Seconds turned into minutes, but not a single soul stopped in front to me. I tried to fix my hair, put on a wider smile and changed my body language, but to no avail. Nobody even looked my way, it seemed.
All eyes were glued on the road, not on this Asian lass in jeans and a bright orange shirt standing by the road.
My excitement was slowly disappearing, evaporating with the biting cold and the smog from passing cars.
Five, 10, 15, 20 minutes passed and people just drove by, oblivious to the world around them - to hitchhikers like me.
"Hitchhiking is for people with no money but have all the time [in the world]," my travel companion said, sensing my frustration. After 30 minutes, I gave up.
I walked to the bus stop and checked the schedule of the next trip. The next bus to Prague would not be coming for an hour.
My legs were starting to complain. The sun had disappeared although it was still early in the afternoon. The air became crisp and colder.

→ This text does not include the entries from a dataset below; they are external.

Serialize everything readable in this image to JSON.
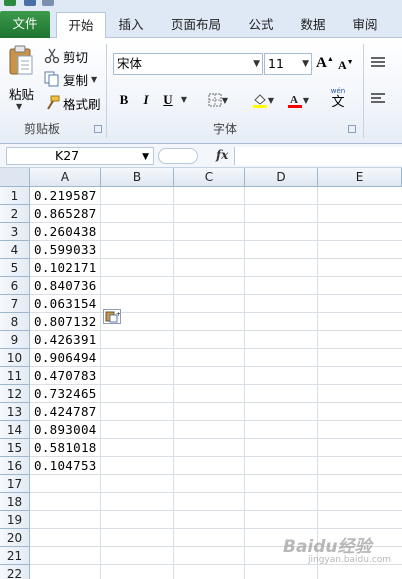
{
  "tabs": [
    "文件",
    "开始",
    "插入",
    "页面布局",
    "公式",
    "数据",
    "审阅"
  ],
  "clipboard": {
    "paste_label": "粘贴",
    "cut_label": "剪切",
    "copy_label": "复制",
    "format_painter_label": "格式刷",
    "group_label": "剪贴板"
  },
  "font": {
    "name": "宋体",
    "size": "11",
    "grow_label": "A",
    "shrink_label": "A",
    "bold_label": "B",
    "italic_label": "I",
    "underline_label": "U",
    "phonetic_label": "wén",
    "phonetic_char": "文",
    "group_label": "字体",
    "fill_color": "#ffff00",
    "font_color": "#ff0000"
  },
  "formula_bar": {
    "name_box": "K27",
    "fx_label": "fx",
    "formula": ""
  },
  "sheet": {
    "columns": [
      "A",
      "B",
      "C",
      "D",
      "E"
    ],
    "rows": [
      "1",
      "2",
      "3",
      "4",
      "5",
      "6",
      "7",
      "8",
      "9",
      "10",
      "11",
      "12",
      "13",
      "14",
      "15",
      "16",
      "17",
      "18",
      "19",
      "20",
      "21",
      "22"
    ],
    "column_a_values": [
      "0.219587",
      "0.865287",
      "0.260438",
      "0.599033",
      "0.102171",
      "0.840736",
      "0.063154",
      "0.807132",
      "0.426391",
      "0.906494",
      "0.470783",
      "0.732465",
      "0.424787",
      "0.893004",
      "0.581018",
      "0.104753"
    ]
  },
  "watermark": {
    "text": "Baidu经验",
    "sub": "jingyan.baidu.com"
  }
}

As if that was not enough, a drizzle started. I put on my raincoat and tried to look for the nearest shelter.
Unfortunately, I was standing by a major highway with no waiting shed nearby.
I may have had the time, but I definitely did not have the patience to wait for a free ride. I started to look for a cab or bus or anything with four wheels that could bring me to civilization. I was willing to shell out extra cash. There were no vehicles.
Just when I was about to give up though, lo and behold, a Volvo unexpectedly stopped in front of me.
"Where are you going?" a gentleman in his 50s, asked.
"Praha. We're going to Praha," I said.
He smiled and without hesitation, let us in. I was pleasantly surprised. I heaved a sigh of relief and took the back seat.
The heavens seemed to cheer up with me. The dark clouds soon disappeared and gave way to the sun.
My enthusiasm came back. I quickly examined the car and saw a set of golf clubs. Our good samaritan is probably a wealthy businessman playing golf somewhere in the countryside, I thought to myself. He seemed harmless.
I whispered a prayer for a safe trip and started to relax. I buckled up and slouched down in the back seat, enjoying the view.
Rolling hills and a vast expanse of greenery stretched as far as the eye could see. The setting sun, a fierce round crimson ball, sat perfectly on the horizon.
Smoking a stick of Davidoff, the gentleman drove leisurely. "Where have you been?" he asked us.
It was the start of an interesting, often humorous, two-hour conversation, mostly about each other's travels and adventures into different corners of the world.
Paul, as he introduced himself, was a doctor who had gone to the countryside to play golf. He lives in Prague, just near the central bus station where we could easily get transportation to the different parts of the Czech capital.
The car passed by at least three more hitch-hikers. One had a backpack that seemed heavier that himself. Hitchhiking, Czechs would later tell me, is common in Europe. It is usually safe but not always easy. One can wait for as long as six hours and still not be able to get a ride. It is for people who just go to where the road takes them.
"It is easiest for women hitchhikers to get a ride," a female Czech journalist said.
Time passed quickly and we soon found ourselves in the capital city of Prague. We said goodbye to Paul. It was a pleasant meeting of strangers, a testament of the warmth of humanity.
I don't know if I will ever bump into him again, but I will surely remember him as the stranger who gave me a free and safe ride in my first hitchhiking experience.
*lost and found article. BusinessWorld, 2005